Right now, everyone should send LetsRun.com, FloTrack, RunnerSpace and Track & Field News a $10 bill for the work they do to keep our sport alive (my money is in the mail fellas). Without their efforts, we wouldn’t know who our athletes are, be able to watch their races, listen to or read interviews and all the crazy distance running lifestyle stuff that comes with it.
Over the last week there has been internet discussion over how to help our sport or what’s wrong with it. Is Track & Field a dying sport (RunBlogRun.com / BBC)? Well, as a track fan who has trouble being a track fan at our meets, maybe it is. At least in its current dysfunctional form. Track & Field is a complicated sport for the average fan; lots of moving parts. But a night such as the Oxy High Performance Meet gives it a chance with four interconnected tweaks:

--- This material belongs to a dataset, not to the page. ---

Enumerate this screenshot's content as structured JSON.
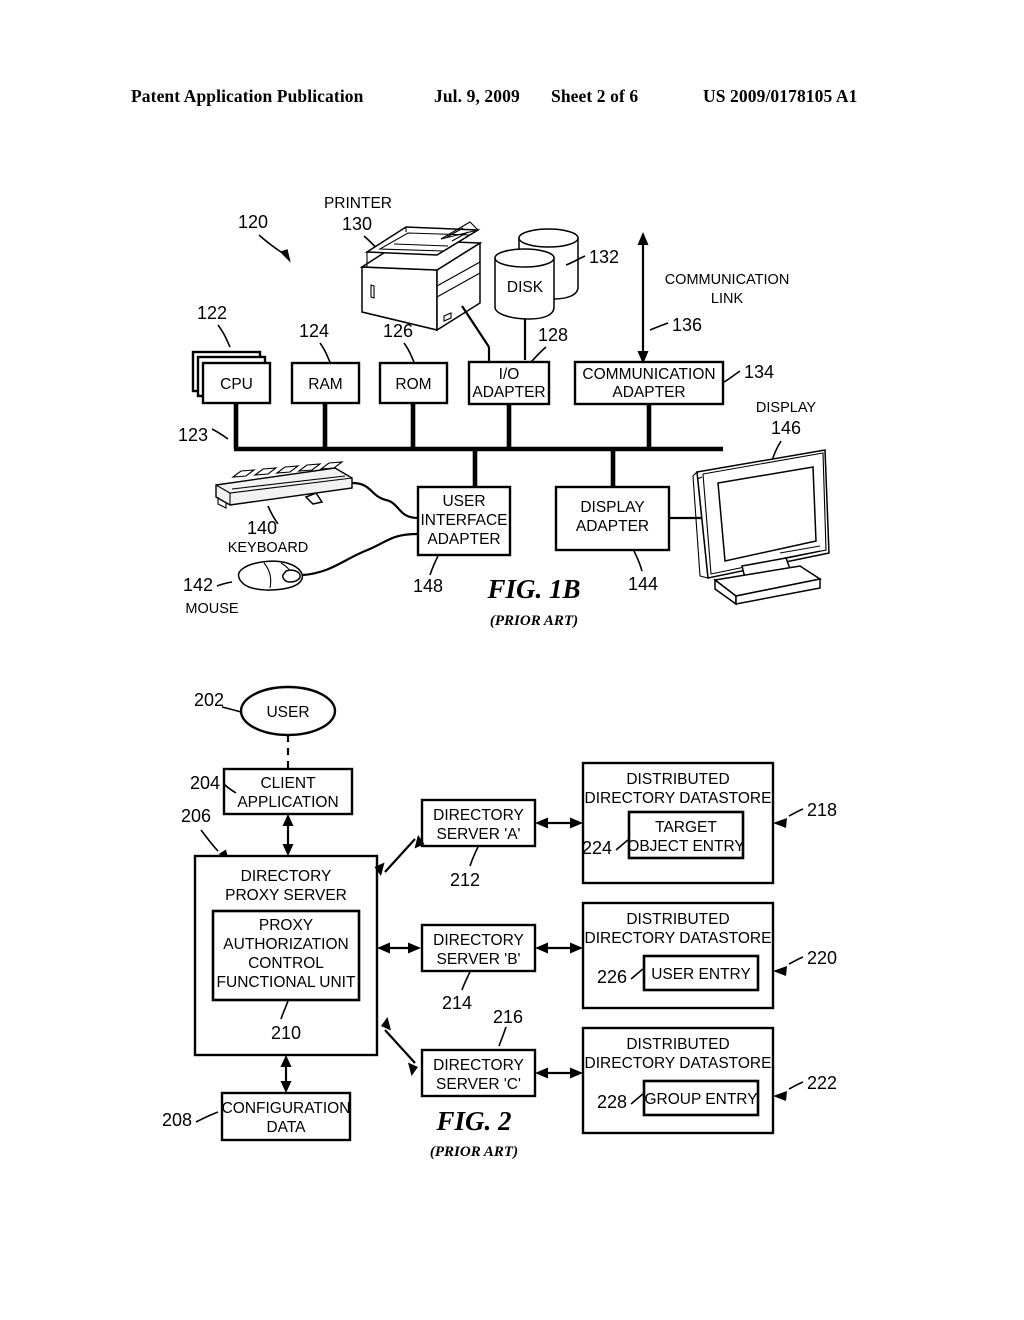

Get rid of the time trials; have the best race the best: I heard time and time again last night that this is an “athlete’s meet”. No other professional athlete would spend hours training and often making hard personal choices to head out for a test run. What if David Torrence was in the first heat with the drama that could have come with it? That’s a press story in itself. U.S. record holder on the comeback trail (Alan Webb); USA and NCAA champions at 800 meters moving up in distance...it goes on and on. Torrence tried all he could to get the crowed pumped up post-thrilling race, but if a Track & Field athlete is loud at a meet, does anybody else really hear it?
Professional athletes should be treated as professionals: Our athletes are “professional” athletes, but there’s virtually no money at these meets. This isn’t the sport’s problem; it’s the problem of those who run it. Was any attempt made to secure sponsorship(s) for this meet? Road races get sponsors and prize money all the time; sometimes for events that don’t have much media value or world class athletes such as this meet. On a great night of track, how can there not be one sponsor banner up or sponsor mention or event program? This deprives our athletes of potential prize money, media attention and the sponsorship opportunities that come out of it. I’m beginning to come around to the outlook of Mark Cuban on Olympic sports.

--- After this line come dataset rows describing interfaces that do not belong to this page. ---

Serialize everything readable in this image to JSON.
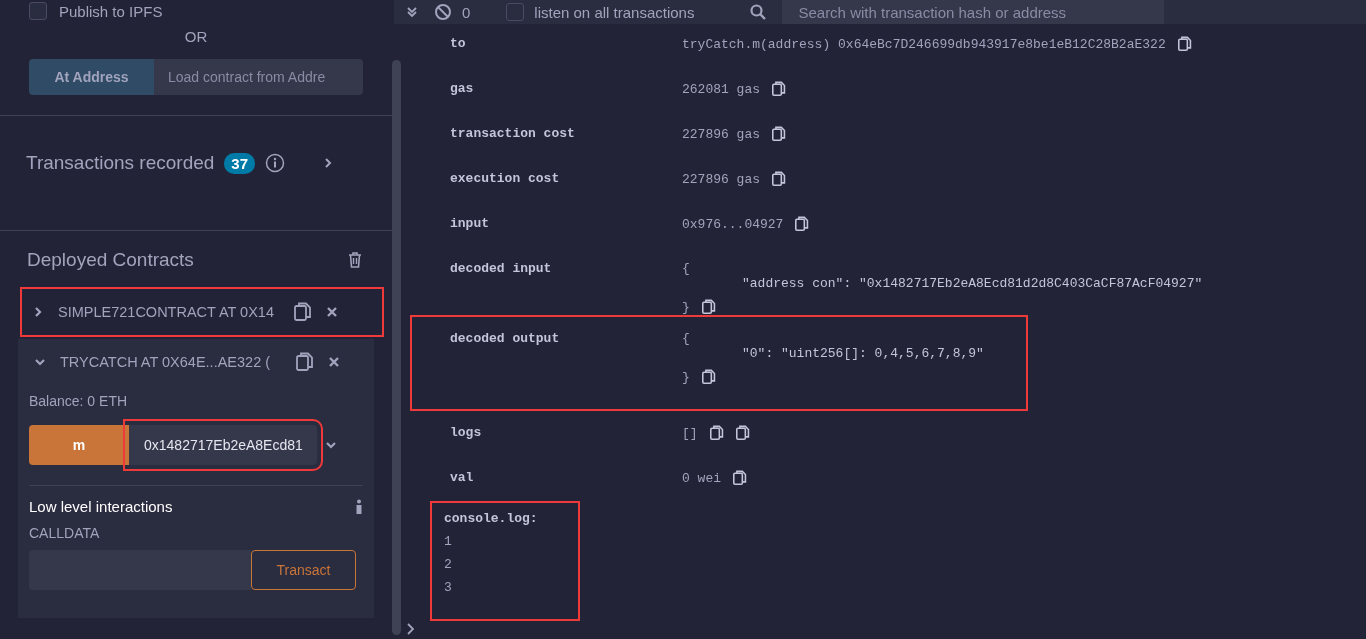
{
  "left": {
    "publish": {
      "label": "Publish to IPFS",
      "checked": false
    },
    "or": "OR",
    "at_address": {
      "button": "At Address",
      "placeholder": "Load contract from Addre"
    },
    "transactions": {
      "label": "Transactions recorded",
      "count": "37"
    },
    "deployed": {
      "title": "Deployed Contracts",
      "contracts": [
        {
          "name": "SIMPLE721CONTRACT AT 0X14",
          "expanded": false,
          "highlighted": true
        },
        {
          "name": "TRYCATCH AT 0X64E...AE322 (",
          "expanded": true,
          "highlighted": false,
          "balance": "Balance: 0 ETH",
          "functions": [
            {
              "name": "m",
              "value": "0x1482717Eb2eA8Ecd81",
              "highlighted": true
            }
          ],
          "low_level": {
            "title": "Low level interactions",
            "calldata": "CALLDATA",
            "button": "Transact"
          }
        }
      ]
    }
  },
  "terminal": {
    "pending": "0",
    "listen": {
      "label": "listen on all transactions",
      "checked": false
    },
    "search": {
      "placeholder": "Search with transaction hash or address"
    },
    "rows": [
      {
        "kind": "text",
        "key": "to",
        "value": "tryCatch.m(address) 0x64eBc7D246699db943917e8be1eB12C28B2aE322",
        "highlighted": false
      },
      {
        "kind": "text",
        "key": "gas",
        "value": "262081 gas",
        "highlighted": false
      },
      {
        "kind": "text",
        "key": "transaction cost",
        "value": "227896 gas",
        "highlighted": false
      },
      {
        "kind": "text",
        "key": "execution cost",
        "value": "227896 gas",
        "highlighted": false
      },
      {
        "kind": "text",
        "key": "input",
        "value": "0x976...04927",
        "highlighted": false
      },
      {
        "kind": "object",
        "key": "decoded input",
        "open": "{",
        "lines": [
          "\"address con\": \"0x1482717Eb2eA8Ecd81d2d8C403CaCF87AcF04927\""
        ],
        "close": "}",
        "highlighted": false
      },
      {
        "kind": "object",
        "key": "decoded output",
        "open": "{",
        "lines": [
          "\"0\": \"uint256[]: 0,4,5,6,7,8,9\""
        ],
        "close": "}",
        "highlighted": true
      },
      {
        "kind": "logs",
        "key": "logs",
        "value": "[]",
        "highlighted": false
      },
      {
        "kind": "text",
        "key": "val",
        "value": "0 wei",
        "highlighted": false
      }
    ],
    "console": {
      "title": "console.log:",
      "lines": [
        "1",
        "2",
        "3"
      ],
      "highlighted": true
    }
  }
}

It’s about the fans: I’m not asking for a full fledge party, but a track meet of this caliber should do two things. First, condense the meet in half. Make the fans leave the track wanting more, excited and with their ears ringing from the loudness of the crowd and talking about what they just witnessed. In short, make it emotional and memorable. Instead I left, went to bed and woke up feeling still more excited from the Big West Conference Championships a week prior rather than Mo Farah’s historic 1500/5000 double.
Second, have a beer garden. I’m not an alcoholic, but what do I hear from almost every athlete who returns from the European circuit. "Oh man, these little meets in Europe are awesome. The entire town comes out and they have beer gardens!" Want a way to get average fans to a meet and fill the stands? Have a beer garden or at least a place for fans to gather at the meet.
- Promote, promote, promote, particularly beyond the choir: Yes, it takes time and costs money, but every time our sport misses opportunities such as this star-studded meet to generate interest, media coverage and “buzz” and to tell our story, we fall further behind other sports for eyes and ears and hearts and minds. Did this meet even have a promotional and media plan?
Put simply, let’s stop being masochists, let’s stop the madness, let’s see promotion as an investment not an expense and as important, let’s become fans again. If any of the above makes sense to you or you’re also feeling deflated let me know at email@example.com. Thank you for reading this far in my post-Oxy Meet commentary.